Henry, by contrast, had never been operated on before August. Antoine Kelly, a minor league pitcher for the Texas Rangers, also underwent TOS surgery without any major league service time, doing so at 20 years old in November 2020. Looking back a few decades, Jeff Henry remembers a number of guys who left the game because they had constant tingling in their throwing hands or plain old “dead arm.” He wonders if any of them, even a small handful, could have had their playing days extended by a TOS procedure.

“It’s more relieving than concerning,” Mike Rizzo, the Nationals’ general manager, said of Henry’s situation. “There are no miles on his arm. I think that’s the issue you see with Stras. Stras had a lot of trauma to his arm and that side of his body, and I’m hoping that because the kid is clean everywhere else, he can bounce back from this and be one of the success stories of this surgery.”

Twenty pitches at 90 percent effort, all fastballs. That was it. Henry never even learned the name of the guy who caught his bullpen session.

What mattered was that he felt normal — so normal that as soon as he stepped off the mound he and Zombro were already planning his next session. In a week, he would head to West Palm Beach, this time for spring training instead of an extended rehab. In five weeks, give or take, he could maybe pitch with a batter in the box, maybe in front of a coach or executive who could once again tap him for the fast track.

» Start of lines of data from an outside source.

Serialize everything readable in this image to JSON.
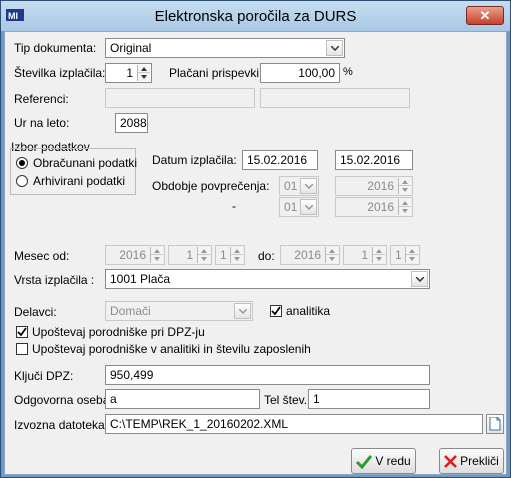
{
  "window": {
    "title": "Elektronska poročila za DURS",
    "close_glyph": "✕"
  },
  "form": {
    "tip_dokumenta": {
      "label": "Tip dokumenta:",
      "value": "Original"
    },
    "stevilka_izplacila": {
      "label": "Številka izplačila:",
      "value": "1"
    },
    "placani_prispevki": {
      "label": "Plačani prispevki :",
      "value": "100,00",
      "unit": "%"
    },
    "referenci": {
      "label": "Referenci:"
    },
    "ur_na_leto": {
      "label": "Ur na leto:",
      "value": "2088"
    },
    "izbor_podatkov": {
      "label": "Izbor podatkov",
      "options": [
        "Obračunani podatki",
        "Arhivirani podatki"
      ],
      "selected": "Obračunani podatki"
    },
    "datum_izplacila": {
      "label": "Datum izplačila:",
      "value1": "15.02.2016",
      "value2": "15.02.2016"
    },
    "obdobje": {
      "label": "Obdobje povprečenja:",
      "dash": "-",
      "month_from": "01",
      "year_from": "2016",
      "month_to": "01",
      "year_to": "2016"
    },
    "mesec_od": {
      "label": "Mesec od:",
      "year": "2016",
      "a": "1",
      "b": "1"
    },
    "mesec_do": {
      "label": "do:",
      "year": "2016",
      "a": "1",
      "b": "1"
    },
    "vrsta_izplacila": {
      "label": "Vrsta izplačila :",
      "value": "1001 Plača"
    },
    "delavci": {
      "label": "Delavci:",
      "value": "Domači"
    },
    "analitika": {
      "label": "analitika",
      "checked": true
    },
    "upostevaj_dpz": {
      "label": "Upoštevaj porodniške pri DPZ-ju",
      "checked": true
    },
    "upostevaj_analitika": {
      "label": "Upoštevaj porodniške v analitiki in številu zaposlenih",
      "checked": false
    },
    "kljuc_dpz": {
      "label": "Ključi DPZ:",
      "value": "950,499"
    },
    "odgovorna_oseba": {
      "label": "Odgovorna oseba:",
      "value": "a"
    },
    "tel_stev": {
      "label": "Tel štev.:",
      "value": "1"
    },
    "izvozna_datoteka": {
      "label": "Izvozna datoteka:",
      "value": "C:\\TEMP\\REK_1_20160202.XML"
    }
  },
  "buttons": {
    "ok": "V redu",
    "cancel": "Prekliči"
  },
  "colors": {
    "check_green": "#2e9b2e",
    "cancel_red": "#d22020",
    "title_bg": "#b6d1ea"
  }
}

Imagine that. A real-life batter in the box, nothing but the moment and the rest of his career ahead.